___ Source records ___

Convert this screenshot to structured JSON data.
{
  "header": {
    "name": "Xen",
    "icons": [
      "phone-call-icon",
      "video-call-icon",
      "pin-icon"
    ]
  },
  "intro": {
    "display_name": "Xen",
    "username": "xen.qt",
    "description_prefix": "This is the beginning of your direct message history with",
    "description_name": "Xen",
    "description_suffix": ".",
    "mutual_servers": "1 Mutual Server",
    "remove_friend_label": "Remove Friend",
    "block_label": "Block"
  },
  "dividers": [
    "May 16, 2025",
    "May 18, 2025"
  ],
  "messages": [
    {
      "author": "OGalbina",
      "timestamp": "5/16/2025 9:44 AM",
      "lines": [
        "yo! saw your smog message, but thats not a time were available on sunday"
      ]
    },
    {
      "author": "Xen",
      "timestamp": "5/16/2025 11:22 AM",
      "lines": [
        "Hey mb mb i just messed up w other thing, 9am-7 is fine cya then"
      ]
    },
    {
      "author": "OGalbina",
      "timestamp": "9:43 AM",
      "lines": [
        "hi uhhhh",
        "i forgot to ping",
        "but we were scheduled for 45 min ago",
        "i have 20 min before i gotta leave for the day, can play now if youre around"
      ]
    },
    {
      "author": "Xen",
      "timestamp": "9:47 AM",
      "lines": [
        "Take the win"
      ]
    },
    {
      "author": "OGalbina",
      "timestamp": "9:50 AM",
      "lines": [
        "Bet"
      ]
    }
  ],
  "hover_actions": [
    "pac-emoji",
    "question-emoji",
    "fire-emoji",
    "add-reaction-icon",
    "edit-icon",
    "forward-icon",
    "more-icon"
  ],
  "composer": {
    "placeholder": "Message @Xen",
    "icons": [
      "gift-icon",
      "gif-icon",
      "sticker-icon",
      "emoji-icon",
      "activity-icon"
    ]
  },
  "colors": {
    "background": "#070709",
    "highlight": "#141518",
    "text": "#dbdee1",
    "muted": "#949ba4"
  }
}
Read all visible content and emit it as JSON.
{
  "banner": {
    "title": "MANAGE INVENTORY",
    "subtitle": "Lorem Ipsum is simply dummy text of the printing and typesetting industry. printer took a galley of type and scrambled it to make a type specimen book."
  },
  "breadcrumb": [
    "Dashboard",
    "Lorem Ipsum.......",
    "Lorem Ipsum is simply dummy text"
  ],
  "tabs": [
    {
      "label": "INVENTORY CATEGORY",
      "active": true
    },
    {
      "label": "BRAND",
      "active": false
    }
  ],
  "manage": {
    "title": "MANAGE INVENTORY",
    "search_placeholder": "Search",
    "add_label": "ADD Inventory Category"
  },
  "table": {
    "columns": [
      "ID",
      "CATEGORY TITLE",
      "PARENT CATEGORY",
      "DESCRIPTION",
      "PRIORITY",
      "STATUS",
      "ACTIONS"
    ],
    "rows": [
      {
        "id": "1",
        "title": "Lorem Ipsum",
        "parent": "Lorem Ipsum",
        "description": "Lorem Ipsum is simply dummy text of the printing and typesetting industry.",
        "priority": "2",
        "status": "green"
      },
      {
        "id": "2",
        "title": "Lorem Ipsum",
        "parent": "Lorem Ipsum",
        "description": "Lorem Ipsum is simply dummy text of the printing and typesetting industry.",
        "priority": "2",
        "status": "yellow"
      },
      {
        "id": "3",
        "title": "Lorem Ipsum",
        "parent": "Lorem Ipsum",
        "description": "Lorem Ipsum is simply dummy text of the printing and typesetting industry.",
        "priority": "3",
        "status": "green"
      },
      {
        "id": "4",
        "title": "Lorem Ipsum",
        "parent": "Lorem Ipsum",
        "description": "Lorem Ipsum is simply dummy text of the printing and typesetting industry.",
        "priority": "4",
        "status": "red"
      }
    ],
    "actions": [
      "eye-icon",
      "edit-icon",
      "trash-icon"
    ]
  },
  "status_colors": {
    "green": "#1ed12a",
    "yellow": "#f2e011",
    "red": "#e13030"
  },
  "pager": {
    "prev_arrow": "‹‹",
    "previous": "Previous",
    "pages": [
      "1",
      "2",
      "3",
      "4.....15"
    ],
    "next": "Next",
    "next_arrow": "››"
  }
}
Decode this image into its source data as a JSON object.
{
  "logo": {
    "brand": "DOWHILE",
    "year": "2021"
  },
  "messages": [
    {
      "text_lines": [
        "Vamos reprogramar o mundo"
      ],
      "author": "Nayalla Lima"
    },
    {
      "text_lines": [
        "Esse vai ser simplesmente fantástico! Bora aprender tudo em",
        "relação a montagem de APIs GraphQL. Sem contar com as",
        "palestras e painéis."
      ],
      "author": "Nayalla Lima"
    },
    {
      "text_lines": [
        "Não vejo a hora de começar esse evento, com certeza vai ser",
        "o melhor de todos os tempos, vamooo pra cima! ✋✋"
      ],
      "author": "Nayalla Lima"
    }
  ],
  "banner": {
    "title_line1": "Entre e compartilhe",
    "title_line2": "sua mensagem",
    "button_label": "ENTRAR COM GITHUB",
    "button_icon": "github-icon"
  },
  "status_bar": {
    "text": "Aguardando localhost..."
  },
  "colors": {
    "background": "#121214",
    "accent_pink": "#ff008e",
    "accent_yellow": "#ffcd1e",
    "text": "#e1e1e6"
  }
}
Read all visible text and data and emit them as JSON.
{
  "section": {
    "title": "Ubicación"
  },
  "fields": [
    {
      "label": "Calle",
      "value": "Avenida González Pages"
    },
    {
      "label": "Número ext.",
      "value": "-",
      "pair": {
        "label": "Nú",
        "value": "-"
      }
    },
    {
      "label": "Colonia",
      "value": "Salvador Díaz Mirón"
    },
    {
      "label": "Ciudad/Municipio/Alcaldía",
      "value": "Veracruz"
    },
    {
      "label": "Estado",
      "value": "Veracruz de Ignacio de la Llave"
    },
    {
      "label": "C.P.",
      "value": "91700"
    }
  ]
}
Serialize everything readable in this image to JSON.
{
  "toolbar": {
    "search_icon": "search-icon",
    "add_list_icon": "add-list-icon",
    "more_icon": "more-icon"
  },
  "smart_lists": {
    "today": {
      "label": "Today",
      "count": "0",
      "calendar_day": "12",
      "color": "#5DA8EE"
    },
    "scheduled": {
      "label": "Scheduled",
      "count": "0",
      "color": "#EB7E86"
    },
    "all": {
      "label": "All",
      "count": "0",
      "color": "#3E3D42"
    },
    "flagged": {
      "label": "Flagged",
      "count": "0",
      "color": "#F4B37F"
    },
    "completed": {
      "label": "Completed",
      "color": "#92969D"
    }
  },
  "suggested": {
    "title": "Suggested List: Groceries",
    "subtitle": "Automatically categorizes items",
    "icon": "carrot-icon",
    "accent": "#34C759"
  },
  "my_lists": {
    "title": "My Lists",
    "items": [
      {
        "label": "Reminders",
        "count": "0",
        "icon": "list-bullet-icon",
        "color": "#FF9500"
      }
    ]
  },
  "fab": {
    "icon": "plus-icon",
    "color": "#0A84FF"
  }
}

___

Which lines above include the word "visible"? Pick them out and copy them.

**Reply**
Read all visible content and emit it as JSON.
Read all visible text and data and emit them as JSON.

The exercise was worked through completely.